Deep Water beneath the Earth’s surface:
Untapped resources are available.
The Superior Person nourishes and instructs the people, building a loyal, disciplined following.
No mistakes if you follow a course led by experience.
You must gain support from others.
Find a way to make others want to see your objectives met as badly as you want it.
How can they profit from the attainment of this goal?
Can you command confidence that you are just the person that can bring this plan to fruition?
THIS HEXAGRAM is made up of the trigrams K’an, water, and K’un, earth, and thus it symbolises the ground water stored up in the earth. In the same way military strength is stored up in the mass of the people – invisible in times of peace but always ready for use as a source of power. The attributes of the two trigrams are danger inside and obedience outside. This points to the nature of an army, which at the core is dangerous, while discipline and obedience must prevail outside.
Of the individual lines, the one that controls the hexagram is the strong nine in the second place, to which the other lines, all yielding, are subordinate. This line indicates a commander, because it stands in the middle of one of the two trigrams. But since it is in the lower rather than the upper trigram, it represents not the ruler but the efficient general, who maintains obedience in the army by his authority.
The army. The army needs perseverance
And a strong man.
Good fortune without blame.
AN ARMY is a mass that needs organization in order to become a fighting force.
Without strict discipline nothing can be accomplished, but this discipline must not be achieved by force. It requires a strong man who captures the hearts of the people and awakens their enthusiasm. In order that he may develop his abilities he needs the complete confidence of his ruler, who must entrust him with full responsibility as long as the war lasts. But war is always a dangerous thing and brings with it destruction and devastation. Therefore it should not be resorted to rashly but, like a poisonous drug, should be used as a last recourse.
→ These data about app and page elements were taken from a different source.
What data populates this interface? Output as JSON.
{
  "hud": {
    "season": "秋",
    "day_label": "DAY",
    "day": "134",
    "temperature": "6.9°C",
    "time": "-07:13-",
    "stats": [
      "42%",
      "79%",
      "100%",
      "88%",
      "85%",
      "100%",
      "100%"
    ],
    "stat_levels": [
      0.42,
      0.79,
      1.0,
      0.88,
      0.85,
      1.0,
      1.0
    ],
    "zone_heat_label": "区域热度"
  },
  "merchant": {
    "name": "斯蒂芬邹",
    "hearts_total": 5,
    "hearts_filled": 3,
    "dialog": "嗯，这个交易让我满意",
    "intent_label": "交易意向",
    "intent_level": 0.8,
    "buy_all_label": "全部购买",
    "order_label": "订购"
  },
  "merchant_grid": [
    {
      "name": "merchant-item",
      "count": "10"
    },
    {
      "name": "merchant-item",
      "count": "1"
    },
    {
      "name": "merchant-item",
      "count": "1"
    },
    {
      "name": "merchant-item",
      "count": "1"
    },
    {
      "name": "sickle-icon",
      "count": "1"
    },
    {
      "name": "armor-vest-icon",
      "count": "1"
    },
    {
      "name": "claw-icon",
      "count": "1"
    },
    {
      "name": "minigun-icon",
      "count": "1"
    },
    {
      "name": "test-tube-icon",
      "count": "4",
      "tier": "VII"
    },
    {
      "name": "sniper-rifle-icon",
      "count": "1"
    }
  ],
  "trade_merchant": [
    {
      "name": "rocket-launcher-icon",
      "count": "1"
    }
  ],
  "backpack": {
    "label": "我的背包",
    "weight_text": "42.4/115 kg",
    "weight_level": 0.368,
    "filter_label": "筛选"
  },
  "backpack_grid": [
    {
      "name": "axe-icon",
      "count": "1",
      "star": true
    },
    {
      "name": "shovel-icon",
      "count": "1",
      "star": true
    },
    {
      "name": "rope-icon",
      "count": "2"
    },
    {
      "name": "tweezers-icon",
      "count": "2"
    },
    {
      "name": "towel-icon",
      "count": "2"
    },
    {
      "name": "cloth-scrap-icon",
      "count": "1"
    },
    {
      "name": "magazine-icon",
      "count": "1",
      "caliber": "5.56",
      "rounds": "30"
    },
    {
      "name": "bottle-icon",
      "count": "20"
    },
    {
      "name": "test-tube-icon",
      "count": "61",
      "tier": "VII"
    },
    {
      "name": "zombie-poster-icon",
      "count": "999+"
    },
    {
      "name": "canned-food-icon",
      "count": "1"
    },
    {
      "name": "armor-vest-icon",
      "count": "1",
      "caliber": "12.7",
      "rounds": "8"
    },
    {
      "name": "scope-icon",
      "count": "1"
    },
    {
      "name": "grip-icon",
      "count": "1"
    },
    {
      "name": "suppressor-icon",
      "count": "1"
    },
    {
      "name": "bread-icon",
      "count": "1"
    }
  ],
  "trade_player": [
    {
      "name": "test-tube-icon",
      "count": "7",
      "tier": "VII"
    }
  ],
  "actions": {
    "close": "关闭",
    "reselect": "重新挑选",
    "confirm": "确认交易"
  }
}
The justifying cause of a war, and clear and intelligible war aims, ought to be explained to the people by an experienced leader. Unless there is a quite definite war aim to which the people can consciously pledge themselves, the unity and strength of conviction that lead to victory will not be forthcoming. But the leader must also look to it that the passion of war and the delirium of victory do not give rise to unjust acts that will not meet with general approval. If justice and perseverance are the basis of action, all goes well.